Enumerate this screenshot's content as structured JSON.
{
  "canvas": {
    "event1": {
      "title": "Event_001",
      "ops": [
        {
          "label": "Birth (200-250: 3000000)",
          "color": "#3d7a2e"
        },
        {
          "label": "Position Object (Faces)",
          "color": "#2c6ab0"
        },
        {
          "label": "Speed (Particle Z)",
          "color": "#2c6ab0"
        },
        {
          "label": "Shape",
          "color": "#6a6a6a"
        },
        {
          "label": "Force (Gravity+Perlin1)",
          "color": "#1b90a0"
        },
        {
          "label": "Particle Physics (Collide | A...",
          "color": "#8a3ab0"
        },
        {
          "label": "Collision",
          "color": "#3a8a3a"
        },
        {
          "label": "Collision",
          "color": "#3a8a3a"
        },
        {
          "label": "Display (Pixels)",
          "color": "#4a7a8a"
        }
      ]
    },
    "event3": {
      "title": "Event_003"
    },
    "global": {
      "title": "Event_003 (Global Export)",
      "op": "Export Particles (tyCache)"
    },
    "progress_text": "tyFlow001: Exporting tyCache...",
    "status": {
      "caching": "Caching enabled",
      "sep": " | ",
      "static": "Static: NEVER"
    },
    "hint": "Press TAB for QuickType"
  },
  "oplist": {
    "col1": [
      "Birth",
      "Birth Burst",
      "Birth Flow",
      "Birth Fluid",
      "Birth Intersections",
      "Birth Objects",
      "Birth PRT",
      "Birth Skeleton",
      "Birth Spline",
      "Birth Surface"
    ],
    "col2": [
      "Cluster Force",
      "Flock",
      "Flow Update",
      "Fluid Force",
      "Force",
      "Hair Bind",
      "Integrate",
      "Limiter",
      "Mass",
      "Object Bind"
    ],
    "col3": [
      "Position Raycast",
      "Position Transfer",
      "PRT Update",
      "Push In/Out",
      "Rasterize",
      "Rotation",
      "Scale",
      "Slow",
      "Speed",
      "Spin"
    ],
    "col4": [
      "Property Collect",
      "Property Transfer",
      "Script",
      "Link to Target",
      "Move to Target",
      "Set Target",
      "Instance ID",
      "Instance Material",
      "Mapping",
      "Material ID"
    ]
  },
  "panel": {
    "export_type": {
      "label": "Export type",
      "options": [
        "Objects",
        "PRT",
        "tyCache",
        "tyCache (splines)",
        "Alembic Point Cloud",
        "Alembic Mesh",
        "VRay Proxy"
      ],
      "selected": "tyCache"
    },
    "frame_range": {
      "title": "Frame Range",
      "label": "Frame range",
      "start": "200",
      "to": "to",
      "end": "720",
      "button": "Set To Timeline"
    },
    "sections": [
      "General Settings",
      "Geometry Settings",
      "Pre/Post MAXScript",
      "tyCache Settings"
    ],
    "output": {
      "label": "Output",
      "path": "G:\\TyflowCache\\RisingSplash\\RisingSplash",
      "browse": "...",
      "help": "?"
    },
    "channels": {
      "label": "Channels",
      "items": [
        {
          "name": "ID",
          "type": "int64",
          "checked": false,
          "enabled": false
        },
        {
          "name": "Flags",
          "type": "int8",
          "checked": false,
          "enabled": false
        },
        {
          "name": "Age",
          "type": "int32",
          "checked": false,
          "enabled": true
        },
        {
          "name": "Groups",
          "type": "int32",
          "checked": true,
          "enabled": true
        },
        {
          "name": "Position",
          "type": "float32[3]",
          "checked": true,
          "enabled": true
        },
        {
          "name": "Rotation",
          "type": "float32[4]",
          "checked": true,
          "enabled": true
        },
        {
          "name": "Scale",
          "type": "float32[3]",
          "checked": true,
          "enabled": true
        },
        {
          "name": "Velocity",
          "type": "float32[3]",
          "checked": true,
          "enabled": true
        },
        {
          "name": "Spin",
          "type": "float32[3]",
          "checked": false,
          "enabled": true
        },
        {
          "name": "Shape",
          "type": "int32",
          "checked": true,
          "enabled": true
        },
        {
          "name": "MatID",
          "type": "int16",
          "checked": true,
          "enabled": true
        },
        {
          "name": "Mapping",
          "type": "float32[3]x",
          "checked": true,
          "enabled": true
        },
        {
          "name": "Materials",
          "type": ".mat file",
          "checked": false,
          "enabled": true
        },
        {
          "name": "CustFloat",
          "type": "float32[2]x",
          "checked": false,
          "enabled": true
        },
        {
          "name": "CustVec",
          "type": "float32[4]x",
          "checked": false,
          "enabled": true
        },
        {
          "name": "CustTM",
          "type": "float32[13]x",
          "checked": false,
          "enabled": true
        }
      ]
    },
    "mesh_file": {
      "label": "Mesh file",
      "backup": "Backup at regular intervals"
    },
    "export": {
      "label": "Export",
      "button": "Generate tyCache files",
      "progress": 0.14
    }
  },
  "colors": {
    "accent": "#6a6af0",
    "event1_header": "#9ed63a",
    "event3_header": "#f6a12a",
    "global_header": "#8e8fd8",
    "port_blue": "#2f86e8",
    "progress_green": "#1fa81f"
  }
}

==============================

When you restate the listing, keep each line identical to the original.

* **Exercise solution**:
Enumerate this screenshot's content as structured JSON.
{
  "canvas": {
    "event1": {
      "title": "Event_001",
      "ops": [
        {
          "label": "Birth (200-250: 3000000)",
          "color": "#3d7a2e"
        },
        {
          "label": "Position Object (Faces)",
          "color": "#2c6ab0"
        },
        {
          "label": "Speed (Particle Z)",
          "color": "#2c6ab0"
        },
        {
          "label": "Shape",
          "color": "#6a6a6a"
        },
        {
          "label": "Force (Gravity+Perlin1)",
          "color": "#1b90a0"
        },
        {
          "label": "Particle Physics (Collide | A...",
          "color": "#8a3ab0"
        },
        {
          "label": "Collision",
          "color": "#3a8a3a"
        },
        {
          "label": "Collision",
          "color": "#3a8a3a"
        },
        {
          "label": "Display (Pixels)",
          "color": "#4a7a8a"
        }
      ]
    },
    "event3": {
      "title": "Event_003"
    },
    "global": {
      "title": "Event_003 (Global Export)",
      "op": "Export Particles (tyCache)"
    },
    "progress_text": "tyFlow001: Exporting tyCache...",
    "status": {
      "caching": "Caching enabled",
      "sep": " | ",
      "static": "Static: NEVER"
    },
    "hint": "Press TAB for QuickType"
  },
  "oplist": {
    "col1": [
      "Birth",
      "Birth Burst",
      "Birth Flow",
      "Birth Fluid",
      "Birth Intersections",
      "Birth Objects",
      "Birth PRT",
      "Birth Skeleton",
      "Birth Spline",
      "Birth Surface"
    ],
    "col2": [
      "Cluster Force",
      "Flock",
      "Flow Update",
      "Fluid Force",
      "Force",
      "Hair Bind",
      "Integrate",
      "Limiter",
      "Mass",
      "Object Bind"
    ],
    "col3": [
      "Position Raycast",
      "Position Transfer",
      "PRT Update",
      "Push In/Out",
      "Rasterize",
      "Rotation",
      "Scale",
      "Slow",
      "Speed",
      "Spin"
    ],
    "col4": [
      "Property Collect",
      "Property Transfer",
      "Script",
      "Link to Target",
      "Move to Target",
      "Set Target",
      "Instance ID",
      "Instance Material",
      "Mapping",
      "Material ID"
    ]
  },
  "panel": {
    "export_type": {
      "label": "Export type",
      "options": [
        "Objects",
        "PRT",
        "tyCache",
        "tyCache (splines)",
        "Alembic Point Cloud",
        "Alembic Mesh",
        "VRay Proxy"
      ],
      "selected": "tyCache"
    },
    "frame_range": {
      "title": "Frame Range",
      "label": "Frame range",
      "start": "200",
      "to": "to",
      "end": "720",
      "button": "Set To Timeline"
    },
    "sections": [
      "General Settings",
      "Geometry Settings",
      "Pre/Post MAXScript",
      "tyCache Settings"
    ],
    "output": {
      "label": "Output",
      "path": "G:\\TyflowCache\\RisingSplash\\RisingSplash",
      "browse": "...",
      "help": "?"
    },
    "channels": {
      "label": "Channels",
      "items": [
        {
          "name": "ID",
          "type": "int64",
          "checked": false,
          "enabled": false
        },
        {
          "name": "Flags",
          "type": "int8",
          "checked": false,
          "enabled": false
        },
        {
          "name": "Age",
          "type": "int32",
          "checked": false,
          "enabled": true
        },
        {
          "name": "Groups",
          "type": "int32",
          "checked": true,
          "enabled": true
        },
        {
          "name": "Position",
          "type": "float32[3]",
          "checked": true,
          "enabled": true
        },
        {
          "name": "Rotation",
          "type": "float32[4]",
          "checked": true,
          "enabled": true
        },
        {
          "name": "Scale",
          "type": "float32[3]",
          "checked": true,
          "enabled": true
        },
        {
          "name": "Velocity",
          "type": "float32[3]",
          "checked": true,
          "enabled": true
        },
        {
          "name": "Spin",
          "type": "float32[3]",
          "checked": false,
          "enabled": true
        },
        {
          "name": "Shape",
          "type": "int32",
          "checked": true,
          "enabled": true
        },
        {
          "name": "MatID",
          "type": "int16",
          "checked": true,
          "enabled": true
        },
        {
          "name": "Mapping",
          "type": "float32[3]x",
          "checked": true,
          "enabled": true
        },
        {
          "name": "Materials",
          "type": ".mat file",
          "checked": false,
          "enabled": true
        },
        {
          "name": "CustFloat",
          "type": "float32[2]x",
          "checked": false,
          "enabled": true
        },
        {
          "name": "CustVec",
          "type": "float32[4]x",
          "checked": false,
          "enabled": true
        },
        {
          "name": "CustTM",
          "type": "float32[13]x",
          "checked": false,
          "enabled": true
        }
      ]
    },
    "mesh_file": {
      "label": "Mesh file",
      "backup": "Backup at regular intervals"
    },
    "export": {
      "label": "Export",
      "button": "Generate tyCache files",
      "progress": 0.14
    }
  },
  "colors": {
    "accent": "#6a6af0",
    "event1_header": "#9ed63a",
    "event3_header": "#f6a12a",
    "global_header": "#8e8fd8",
    "port_blue": "#2f86e8",
    "progress_green": "#1fa81f"
  }
}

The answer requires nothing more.